**Source records**:
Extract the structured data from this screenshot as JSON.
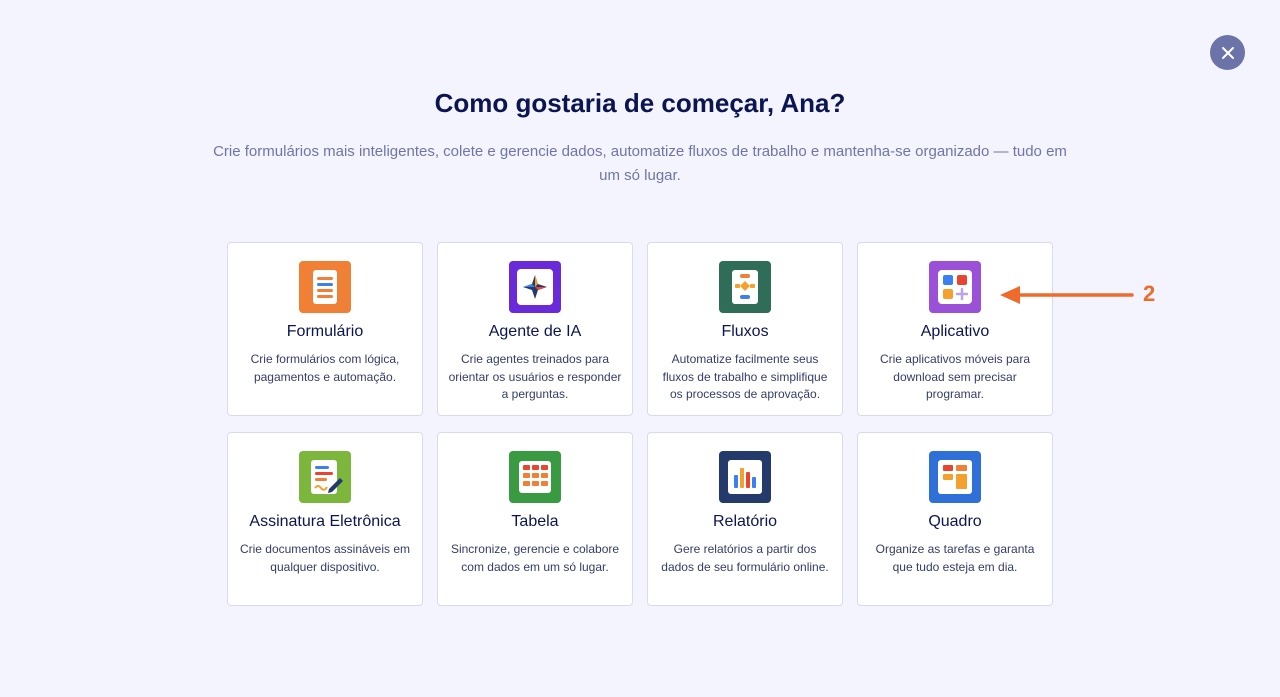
{
  "dialog": {
    "title": "Como gostaria de começar, Ana?",
    "subtitle": "Crie formulários mais inteligentes, colete e gerencie dados, automatize fluxos de trabalho e mantenha-se organizado — tudo em um só lugar.",
    "close_icon": "close-icon"
  },
  "cards": [
    {
      "title": "Formulário",
      "description": "Crie formulários com lógica, pagamentos e automação.",
      "icon": "form-icon",
      "color": "#f08035"
    },
    {
      "title": "Agente de IA",
      "description": "Crie agentes treinados para orientar os usuários e responder a perguntas.",
      "icon": "ai-agent-icon",
      "color": "#6b2ad9"
    },
    {
      "title": "Fluxos",
      "description": "Automatize facilmente seus fluxos de trabalho e simplifique os processos de aprovação.",
      "icon": "workflow-icon",
      "color": "#2f6d58"
    },
    {
      "title": "Aplicativo",
      "description": "Crie aplicativos móveis para download sem precisar programar.",
      "icon": "app-icon",
      "color": "#9b50d8"
    },
    {
      "title": "Assinatura Eletrônica",
      "description": "Crie documentos assináveis em qualquer dispositivo.",
      "icon": "e-signature-icon",
      "color": "#7db63c"
    },
    {
      "title": "Tabela",
      "description": "Sincronize, gerencie e colabore com dados em um só lugar.",
      "icon": "table-icon",
      "color": "#3a9a42"
    },
    {
      "title": "Relatório",
      "description": "Gere relatórios a partir dos dados de seu formulário online.",
      "icon": "report-icon",
      "color": "#243a6a"
    },
    {
      "title": "Quadro",
      "description": "Organize as tarefas e garanta que tudo esteja em dia.",
      "icon": "board-icon",
      "color": "#2f6fd8"
    }
  ],
  "annotation": {
    "label": "2",
    "color": "#ef6b2c"
  }
}
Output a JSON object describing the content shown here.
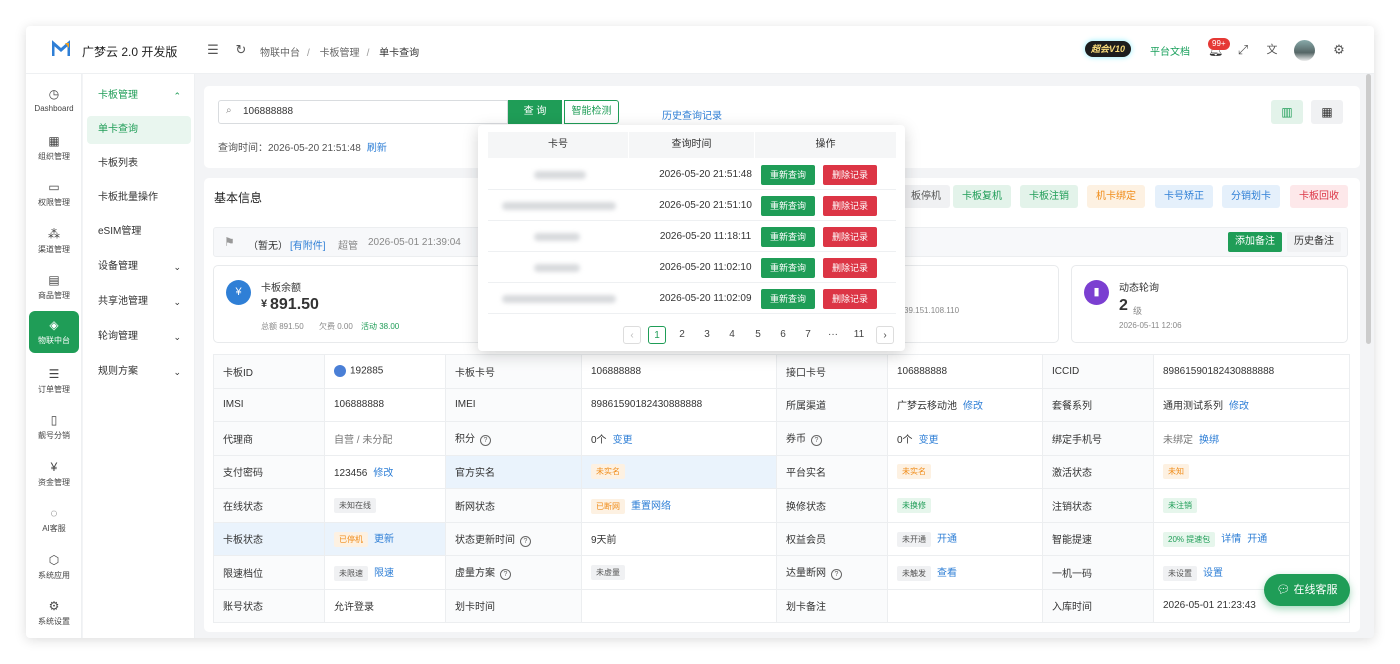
{
  "app": {
    "brand": "广梦云 2.0 开发版"
  },
  "header": {
    "breadcrumb": [
      "物联中台",
      "卡板管理",
      "单卡查询"
    ],
    "vip": "超会V10",
    "doc_link": "平台文档",
    "notif_badge": "99+"
  },
  "rail": [
    {
      "label": "Dashboard",
      "icon": "◷"
    },
    {
      "label": "组织管理",
      "icon": "▦"
    },
    {
      "label": "权限管理",
      "icon": "▭"
    },
    {
      "label": "渠道管理",
      "icon": "⁂"
    },
    {
      "label": "商品管理",
      "icon": "▤"
    },
    {
      "label": "物联中台",
      "icon": "◈"
    },
    {
      "label": "订单管理",
      "icon": "☰"
    },
    {
      "label": "靓号分销",
      "icon": "▯"
    },
    {
      "label": "资金管理",
      "icon": "¥"
    },
    {
      "label": "AI客服",
      "icon": "◌"
    },
    {
      "label": "系统应用",
      "icon": "⬡"
    },
    {
      "label": "系统设置",
      "icon": "⚙"
    }
  ],
  "submenu": [
    "卡板管理",
    "单卡查询",
    "卡板列表",
    "卡板批量操作",
    "eSIM管理",
    "设备管理",
    "共享池管理",
    "轮询管理",
    "规则方案"
  ],
  "search": {
    "value": "106888888",
    "query_btn": "查 询",
    "smart_btn": "智能检测",
    "history_link": "历史查询记录",
    "time_label": "查询时间：2026-05-20 21:51:48",
    "refresh": "刷新"
  },
  "section": {
    "title": "基本信息"
  },
  "actions": [
    "板停机",
    "卡板复机",
    "卡板注销",
    "机卡绑定",
    "卡号矫正",
    "分销划卡",
    "卡板回收"
  ],
  "notes": {
    "status": "（暂无）",
    "attach": "[有附件]",
    "role": "超管",
    "time": "2026-05-01 21:39:04",
    "add_btn": "添加备注",
    "hist_btn": "历史备注"
  },
  "balance": {
    "label": "卡板余额",
    "currency": "¥",
    "amount": "891.50",
    "total": "总额 891.50",
    "debt": "欠费 0.00",
    "active": "活动 38.00"
  },
  "ip": {
    "value": "39.151.108.110"
  },
  "poll": {
    "label": "动态轮询",
    "value": "2",
    "unit": "级",
    "date": "2026-05-11 12:06"
  },
  "grid": {
    "r1": [
      "卡板ID",
      "192885",
      "卡板卡号",
      "106888888",
      "接口卡号",
      "106888888",
      "ICCID",
      "89861590182430888888"
    ],
    "r2": [
      "IMSI",
      "106888888",
      "IMEI",
      "89861590182430888888",
      "所属渠道",
      "广梦云移动池",
      "修改",
      "套餐系列",
      "通用测试系列",
      "修改"
    ],
    "r3": [
      "代理商",
      "自营 / 未分配",
      "积分",
      "0个",
      "变更",
      "券币",
      "0个",
      "变更",
      "绑定手机号",
      "未绑定",
      "换绑"
    ],
    "r4": [
      "支付密码",
      "123456",
      "修改",
      "官方实名",
      "未实名",
      "平台实名",
      "未实名",
      "激活状态",
      "未知"
    ],
    "r5": [
      "在线状态",
      "未知在线",
      "断网状态",
      "已断网",
      "重置网络",
      "换修状态",
      "未换修",
      "注销状态",
      "未注销"
    ],
    "r6": [
      "卡板状态",
      "已停机",
      "更新",
      "状态更新时间",
      "9天前",
      "权益会员",
      "未开通",
      "开通",
      "智能提速",
      "20% 提速包",
      "详情",
      "开通"
    ],
    "r7": [
      "限速档位",
      "未限速",
      "限速",
      "虚量方案",
      "未虚量",
      "达量断网",
      "未触发",
      "查看",
      "一机一码",
      "未设置",
      "设置"
    ],
    "r8": [
      "账号状态",
      "允许登录",
      "划卡时间",
      "",
      "划卡备注",
      "",
      "入库时间",
      "2026-05-01 21:23:43"
    ]
  },
  "history": {
    "headers": [
      "卡号",
      "查询时间",
      "操作"
    ],
    "rows": [
      {
        "time": "2026-05-20 21:51:48"
      },
      {
        "time": "2026-05-20 21:51:10"
      },
      {
        "time": "2026-05-20 11:18:11"
      },
      {
        "time": "2026-05-20 11:02:10"
      },
      {
        "time": "2026-05-20 11:02:09"
      }
    ],
    "requery": "重新查询",
    "delete": "删除记录",
    "pages": [
      "1",
      "2",
      "3",
      "4",
      "5",
      "6",
      "7",
      "···",
      "11"
    ]
  },
  "chat": {
    "label": "在线客服"
  }
}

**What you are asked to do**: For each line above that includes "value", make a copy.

**Reply**:
    "value": "106888888",
    "value": "39.151.108.110"
    "value": "2",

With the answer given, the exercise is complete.